Speer & the City | Colorado Experience

Icon: 
Streaming icon

Robert Speer was born in Pennsylvania in 1855 and traveled to Colorado to cure his TB when he was 22 years old, which he did. In 1884, Speer ran for City Clerk, just as Colorado was hitting a large economic boom off the mining of Silver and other ore. The election was fraudulent, ballots were stuffed, and Speer won the election. The 1893 Chicago World Fair inspired Speer to beautify Denver. “The City Beautiful” was the idea put forth which involved Greco-Roman styles of engineering and a large shift towards public parks. Civic Center Park was Speer’s baby, which is surrounded by the State Capitol, the City and County Building, and the Denver Art Museum. He would move on to become mayor in 1904 and reelected in 1908, again, with suspicions of a fraudulant election. However, Speer was a brilliant politician who was able to convince wealthy people to give funds towards the construction of Civic Center Park. Speer Blvd. is named thusly as he put forth the construction of the barriers which enclose Cherry Creek today. The greening of Denver was a program to incentivize people to plant trees and plants. Speer doubled the amount of park space. Speer died in 1918, before the parks were fully completed. In 2012 Civic Center Park became a national historic landmark, one of about two thousand on the list.

Profiles of the American West: Charles Russell - How the West is Fun

Icon: 
Streaming icon

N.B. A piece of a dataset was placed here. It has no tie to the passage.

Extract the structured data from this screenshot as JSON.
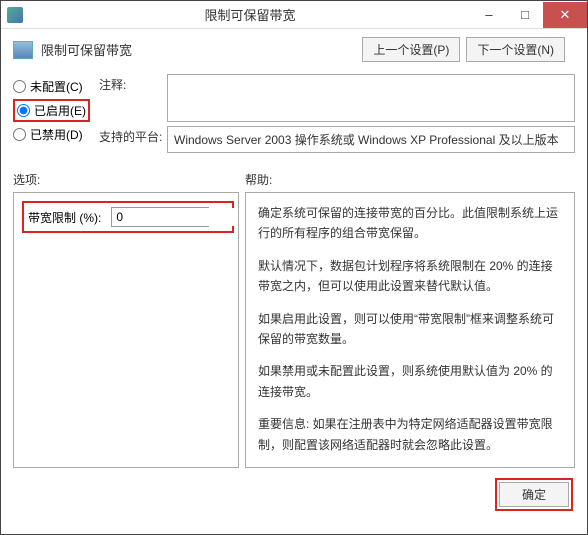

Charlie Russell captured the cowboys, American Indians, and livestock of the American West in his vivid paintings and realistic sculptures.

Pages